I’ve been the buyer for the picture books at ABC Amsterdam for ten years –  almost as long as I’ve worked here. I’ve read hundred of them as a parent, student teacher and as a child myself and I’ve learned what works for both audiences: the very best picture books are the ones that neither grown-up or child ever gets tired reading, even after a hundred renditions. Some of my favorites, like Mo Willems’ Knuffle Bunny and Ian Falconer’s Olivia have plenty to make parents chuckle but still satisfy 5 year olds, every time. Great picture books have humor, or rhythm, or eye-catching pictures or a great story, and sometimes, like Joseph Had A Little Overcoat, or Bark, George, they have all of these and that’s why they win awards and stay at the top of bestseller lists.

This list covers old and new classics from both the UK and USA. It’s a list of my own personal favorites, ABC bestsellers and the most-agreed upon classics that will appeal to children up to about five years old. Most of these titles have the added advantage of being great for use in the (ESL) classroom: they have lots of repetition, annd present key concepts and vocabulary in fun ways. I’ve used quite a few of these books in math, science and art lessons too!

Of course it’s hard to be objective when it comes to picture books. If your favorite picture book isn’t on this list, it probably didn’t mean my abitrary and biased criteria, but feel free to champion it in the comments list. I might even add it. :-)

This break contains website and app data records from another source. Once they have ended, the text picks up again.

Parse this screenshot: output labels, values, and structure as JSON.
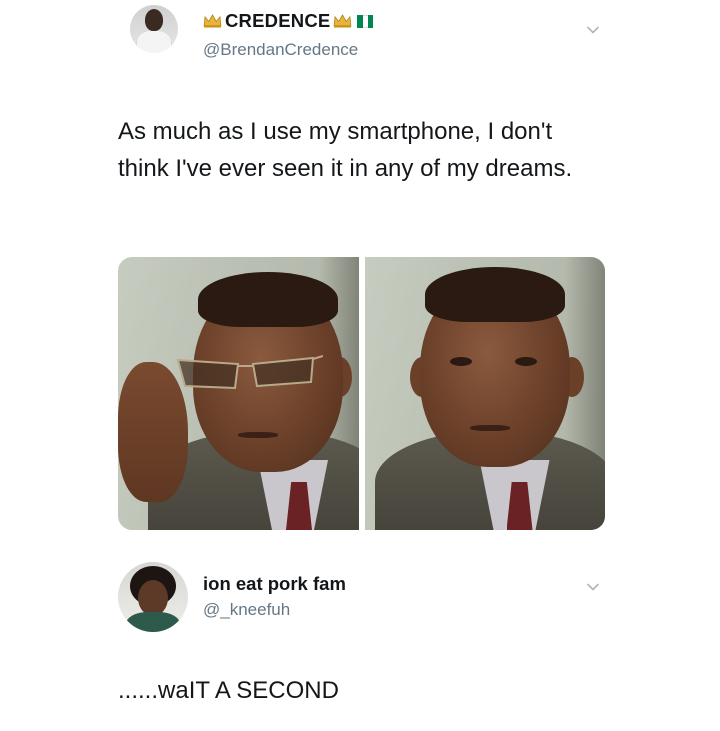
{
  "tweet": {
    "display_name": "CREDENCE",
    "handle": "@BrendanCredence",
    "text": "As much as I use my smartphone, I don't think I've ever seen it in any of my dreams.",
    "name_icons": [
      "crown-icon",
      "crown-icon",
      "nigeria-flag-icon"
    ],
    "media": [
      "man-with-glasses-photo",
      "man-without-glasses-photo"
    ]
  },
  "reply": {
    "display_name": "ion eat pork fam",
    "handle": "@_kneefuh",
    "text": "......waIT A SECOND"
  },
  "colors": {
    "text": "#14171a",
    "secondary_text": "#657786",
    "chevron": "#aab8c2",
    "crown": "#e8b43a",
    "flag_green": "#008751"
  }
}
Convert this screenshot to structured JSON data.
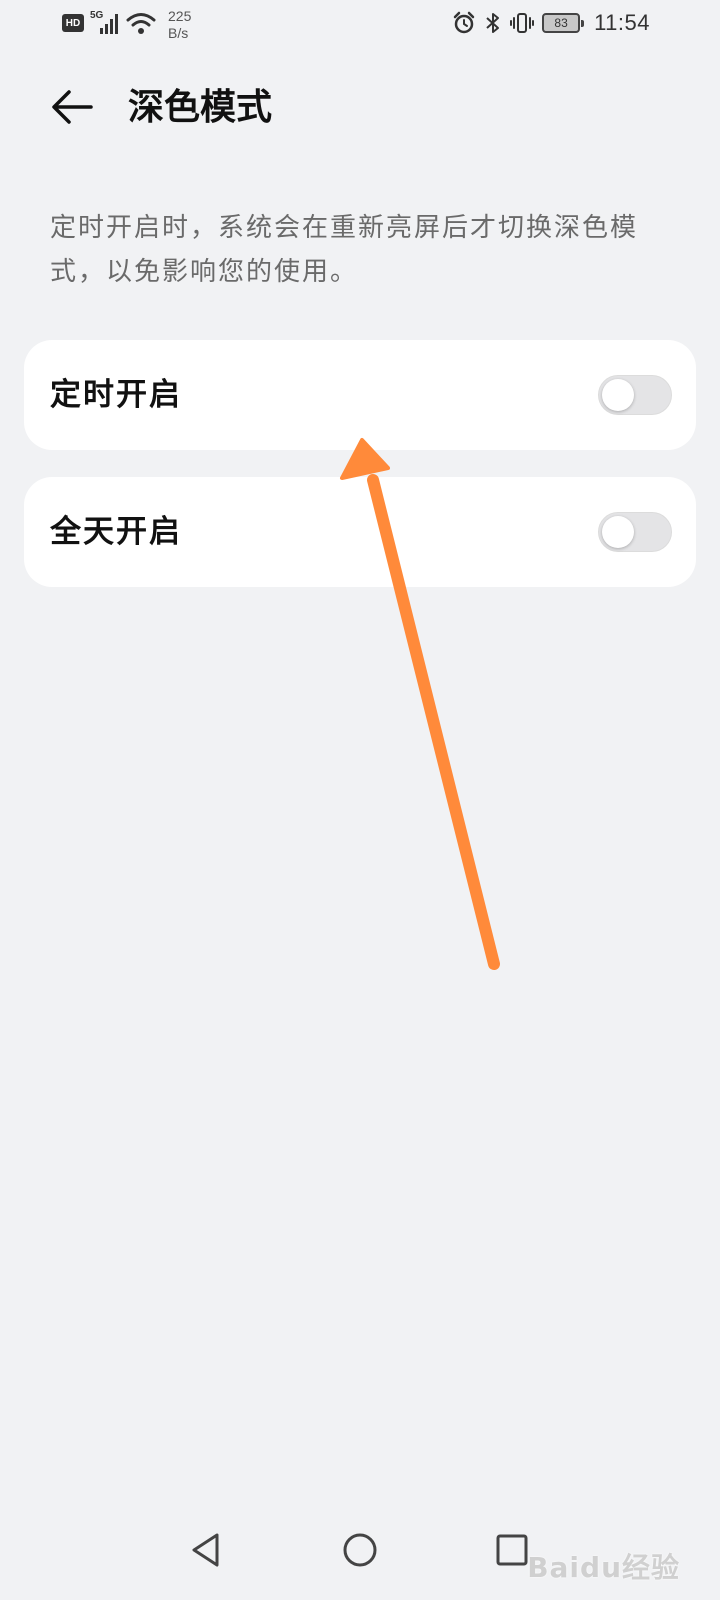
{
  "status_bar": {
    "hd_label": "HD",
    "signal_label": "5G",
    "net_speed_value": "225",
    "net_speed_unit": "B/s",
    "battery_level": "83",
    "time": "11:54"
  },
  "header": {
    "title": "深色模式"
  },
  "description": "定时开启时，系统会在重新亮屏后才切换深色模式，以免影响您的使用。",
  "settings": [
    {
      "label": "定时开启",
      "enabled": false
    },
    {
      "label": "全天开启",
      "enabled": false
    }
  ],
  "watermark": "Baidu经验",
  "colors": {
    "background": "#f1f2f4",
    "card": "#ffffff",
    "toggle_off": "#e4e4e6",
    "annotation_arrow": "#ff8a3a"
  }
}
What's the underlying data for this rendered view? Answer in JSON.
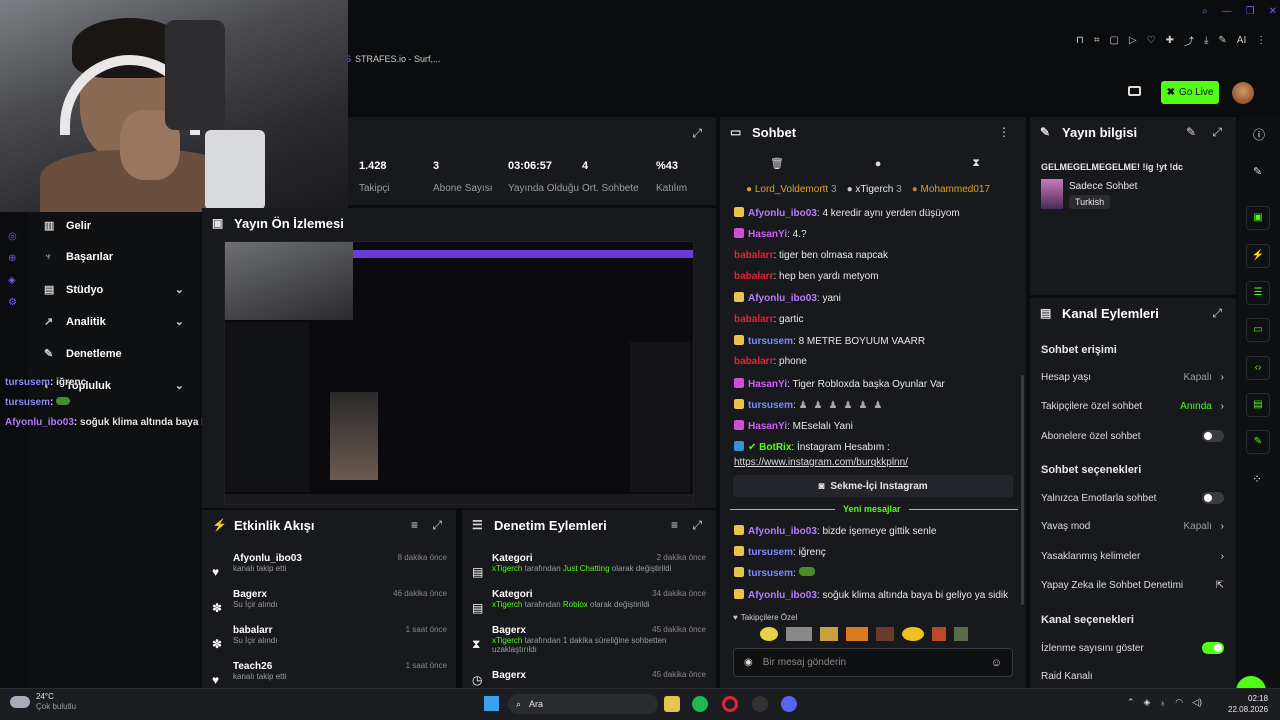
{
  "browser": {
    "tab_title": "STRAFES.io - Surf,..."
  },
  "header": {
    "go_live": "Go Live"
  },
  "stats": [
    {
      "value": "1.428",
      "label": "Takipçi"
    },
    {
      "value": "3",
      "label": "Abone Sayısı"
    },
    {
      "value": "03:06:57",
      "label": "Yayında Olduğu"
    },
    {
      "value": "4",
      "label": "Ort. Sohbete"
    },
    {
      "value": "%43",
      "label": "Katılım"
    }
  ],
  "sidebar": {
    "items": [
      "Gelir",
      "Başarılar",
      "Stüdyo",
      "Analitik",
      "Denetleme",
      "Topluluk"
    ]
  },
  "overlay_chat": [
    {
      "user": "tursusem",
      "text": ": iğrenç"
    },
    {
      "user": "tursusem",
      "text": ":"
    },
    {
      "user": "Afyonlu_ibo03",
      "text": ": soğuk klima altında baya bi geliyo ya sidik"
    }
  ],
  "preview": {
    "title": "Yayın Ön İzlemesi"
  },
  "activity": {
    "title": "Etkinlik Akışı",
    "items": [
      {
        "user": "Afyonlu_ibo03",
        "detail": "kanalı takip etti",
        "time": "8 dakika önce"
      },
      {
        "user": "Bagerx",
        "detail": "Su İçir alındı",
        "time": "46 dakika önce"
      },
      {
        "user": "babalarr",
        "detail": "Su İçir alındı",
        "time": "1 saat önce"
      },
      {
        "user": "Teach26",
        "detail": "kanalı takip etti",
        "time": "1 saat önce"
      }
    ]
  },
  "moderation": {
    "title": "Denetim Eylemleri",
    "items": [
      {
        "title": "Kategori",
        "time": "2 dakika önce",
        "by": "xTigerch",
        "mid": " tarafından ",
        "target": "Just Chatting",
        "end": " olarak değiştirildi"
      },
      {
        "title": "Kategori",
        "time": "34 dakika önce",
        "by": "xTigerch",
        "mid": " tarafından ",
        "target": "Roblox",
        "end": " olarak değiştirildi"
      },
      {
        "title": "Bagerx",
        "time": "45 dakika önce",
        "by": "xTigerch",
        "mid": " tarafından 1 dakika süreliğine sohbetten",
        "target": "",
        "end": "uzaklaştırıldı"
      },
      {
        "title": "Bagerx",
        "time": "45 dakika önce",
        "by": "xTigerch",
        "mid": "",
        "target": "",
        "end": ""
      }
    ]
  },
  "chat": {
    "title": "Sohbet",
    "top_chatters": [
      {
        "name": "Lord_Voldemortt",
        "count": "3"
      },
      {
        "name": "xTigerch",
        "count": "3"
      },
      {
        "name": "Mohammed017",
        "count": ""
      }
    ],
    "messages": [
      {
        "user": "Afyonlu_ibo03",
        "text": ": 4 keredir aynı yerden düşüyom",
        "color": "#b87cff",
        "badge": "y"
      },
      {
        "user": "HasanYi",
        "text": ": 4.?",
        "color": "#d45cff",
        "badge": "p"
      },
      {
        "user": "babalarr",
        "text": ": tiger ben olmasa napcak",
        "color": "#e0243b",
        "badge": ""
      },
      {
        "user": "babalarr",
        "text": ": hep ben yardı metyom",
        "color": "#e0243b",
        "badge": ""
      },
      {
        "user": "Afyonlu_ibo03",
        "text": ": yani",
        "color": "#b87cff",
        "badge": "y"
      },
      {
        "user": "babalarr",
        "text": ": gartic",
        "color": "#e0243b",
        "badge": ""
      },
      {
        "user": "tursusem",
        "text": ": 8 METRE BOYUUM VAARR",
        "color": "#7c8cff",
        "badge": "y"
      },
      {
        "user": "babalarr",
        "text": ": phone",
        "color": "#e0243b",
        "badge": ""
      },
      {
        "user": "HasanYi",
        "text": ": Tiger Robloxda başka Oyunlar Var",
        "color": "#d45cff",
        "badge": "p"
      },
      {
        "user": "tursusem",
        "text": ":",
        "color": "#7c8cff",
        "badge": "y"
      },
      {
        "user": "HasanYi",
        "text": ": MEselalı Yani",
        "color": "#d45cff",
        "badge": "p"
      },
      {
        "user": "BotRix",
        "text": ": İnstagram Hesabım :",
        "color": "#53fc18",
        "badge": "b"
      }
    ],
    "link": "https://www.instagram.com/burqkkplnn/",
    "instagram_button": "Sekme-İçi Instagram",
    "new_messages": "Yeni mesajlar",
    "new": [
      {
        "user": "Afyonlu_ibo03",
        "text": ": bizde işemeye gittik senle",
        "color": "#b87cff"
      },
      {
        "user": "tursusem",
        "text": ": iğrenç",
        "color": "#7c8cff"
      },
      {
        "user": "tursusem",
        "text": ":",
        "color": "#7c8cff"
      },
      {
        "user": "Afyonlu_ibo03",
        "text": ": soğuk klima altında baya bi geliyo ya sidik",
        "color": "#b87cff"
      }
    ],
    "followers_only": "Takipçilere Özel",
    "placeholder": "Bir mesaj gönderin"
  },
  "stream_info": {
    "title": "Yayın bilgisi",
    "stream_title": "GELMEGELMEGELME! !ig !yt !dc",
    "category": "Sadece Sohbet",
    "language": "Turkish"
  },
  "channel_actions": {
    "title": "Kanal Eylemleri",
    "chat_access": "Sohbet erişimi",
    "account_age": {
      "label": "Hesap yaşı",
      "value": "Kapalı"
    },
    "followers_chat": {
      "label": "Takipçilere özel sohbet",
      "value": "Anında"
    },
    "subs_chat": {
      "label": "Abonelere özel sohbet"
    },
    "chat_options": "Sohbet seçenekleri",
    "emote_only": {
      "label": "Yalnızca Emotlarla sohbet"
    },
    "slow_mode": {
      "label": "Yavaş mod",
      "value": "Kapalı"
    },
    "banned_words": {
      "label": "Yasaklanmış kelimeler"
    },
    "ai_mod": {
      "label": "Yapay Zeka ile Sohbet Denetimi"
    },
    "channel_options": "Kanal seçenekleri",
    "show_views": {
      "label": "İzlenme sayısını göster"
    },
    "raid": {
      "label": "Raid Kanalı"
    }
  },
  "taskbar": {
    "temp": "24°C",
    "weather": "Çok bulutlu",
    "search": "Ara",
    "time": "02:18",
    "date": "22.08.2026"
  }
}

Books Every Child Should Be Given Upon Birth

Absolutely Essential Books to Grow On

Books with a Dutch Theme


Books With Bite: perfect titles for your students

Monday, July 21st, 2008

At this time of year, teachers often ask us to find ‘good’ books for their students. Something with a little ‘bite’.

Books with ‘bite’ – vampire stories  – are hugely popular now, and books from autuhors like Stephenie Meyer and Darren Shan are fantastic fun for teens. But if you’re looking for books with literary bite, substantial titles to engage your more able or older students, it can be hard to find the right ones. You need stories that students will enjoy, with quality writing and accessible language. We asked Hester, one of our Amsterdam Fiction buyers,  put together a list of some her favorites. If you’re having trouble coming up with texts for your classes, give her a call!



Teenage Picks

Tuesday, April 29th, 2008

teenpicks2.jpgGreat ideas to make you really love your Summer Reading assignment!

We’re often asked to suggest books for teens whose first language is not English. It’s a tricky question: Not only do we have to take into account the fact that teens have widely varying tastes, but teachers and students also often have very different ideas on what makes a book worth reading!

Sometimes we’re asked to suggest a list of books complied not with the aim of introducing teens to the very best of English Literature, but just to give them a book they’ll enjoy so much that they’ll forge through the language barrier to finish it. Those lists are much more fun! Our latest request asked for quick, interesting, appealing reads for smart Dutch 15-19 year olds, with the emphasis on the fun rather than edification. Here’s what we came up with. (more…)